TASK INPUT:

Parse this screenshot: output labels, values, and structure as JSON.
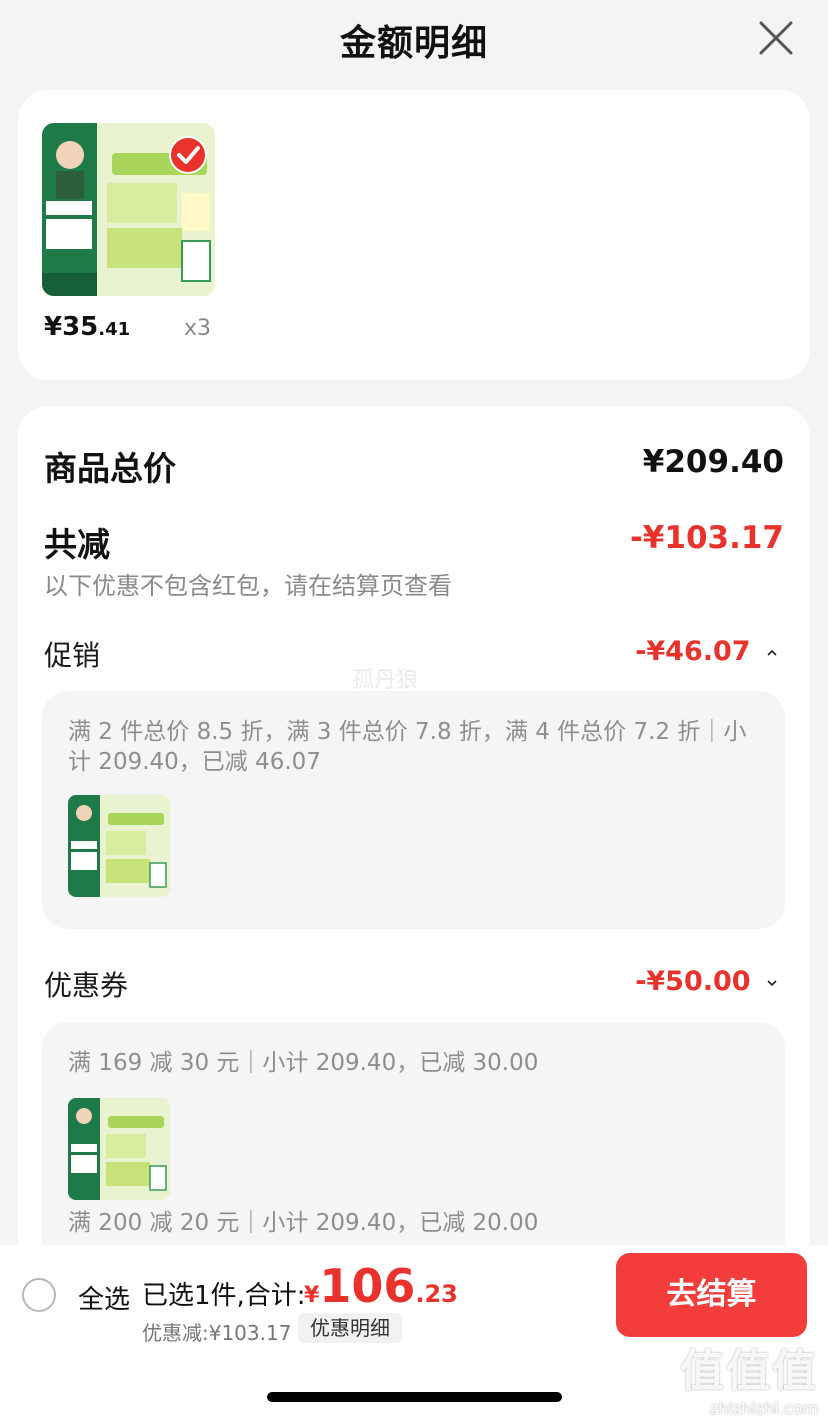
{
  "header": {
    "title": "金额明细"
  },
  "product": {
    "price_int": "¥35",
    "price_dec": ".41",
    "qty": "x3"
  },
  "summary": {
    "total_label": "商品总价",
    "total_value": "¥209.40",
    "reduce_label": "共减",
    "reduce_value": "-¥103.17",
    "note": "以下优惠不包含红包，请在结算页查看"
  },
  "promotion": {
    "label": "促销",
    "value": "-¥46.07",
    "detail_line1": "满 2 件总价 8.5 折，满 3 件总价 7.8 折，满 4 件总价 7.2 折｜小",
    "detail_line2": "计 209.40，已减 46.07"
  },
  "coupon": {
    "label": "优惠券",
    "value": "-¥50.00",
    "detail1": "满 169 减 30 元｜小计 209.40，已减 30.00",
    "detail2": "满 200 减 20 元｜小计 209.40，已减 20.00"
  },
  "watermark": "孤丹狼",
  "bottom": {
    "select_all": "全选",
    "selected": "已选1件,合计:",
    "total_cur": "¥",
    "total_int": "106",
    "total_dec": ".23",
    "discount": "优惠减:¥103.17",
    "detail_btn": "优惠明细",
    "checkout": "去结算"
  },
  "site_watermark": {
    "logo": "值值值",
    "url": "zhizhizhi.com"
  },
  "colors": {
    "accent": "#e8322b",
    "checkout_bg": "#f33d3a"
  }
}
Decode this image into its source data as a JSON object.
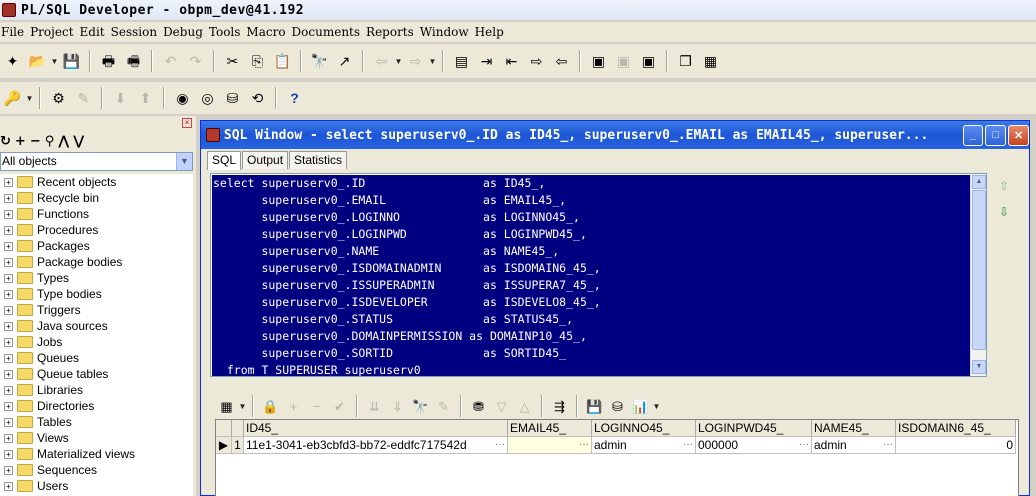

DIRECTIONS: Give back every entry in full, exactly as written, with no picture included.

RESULT OF THIS TASK:
Parse this screenshot: output labels, values, and structure as JSON.
{
  "header": {
    "title": "金额明细"
  },
  "product": {
    "price_int": "¥35",
    "price_dec": ".41",
    "qty": "x3"
  },
  "summary": {
    "total_label": "商品总价",
    "total_value": "¥209.40",
    "reduce_label": "共减",
    "reduce_value": "-¥103.17",
    "note": "以下优惠不包含红包，请在结算页查看"
  },
  "promotion": {
    "label": "促销",
    "value": "-¥46.07",
    "detail_line1": "满 2 件总价 8.5 折，满 3 件总价 7.8 折，满 4 件总价 7.2 折｜小",
    "detail_line2": "计 209.40，已减 46.07"
  },
  "coupon": {
    "label": "优惠券",
    "value": "-¥50.00",
    "detail1": "满 169 减 30 元｜小计 209.40，已减 30.00",
    "detail2": "满 200 减 20 元｜小计 209.40，已减 20.00"
  },
  "watermark": "孤丹狼",
  "bottom": {
    "select_all": "全选",
    "selected": "已选1件,合计:",
    "total_cur": "¥",
    "total_int": "106",
    "total_dec": ".23",
    "discount": "优惠减:¥103.17",
    "detail_btn": "优惠明细",
    "checkout": "去结算"
  },
  "site_watermark": {
    "logo": "值值值",
    "url": "zhizhizhi.com"
  },
  "colors": {
    "accent": "#e8322b",
    "checkout_bg": "#f33d3a"
  }
}
Decode this image into its source data as a JSON object.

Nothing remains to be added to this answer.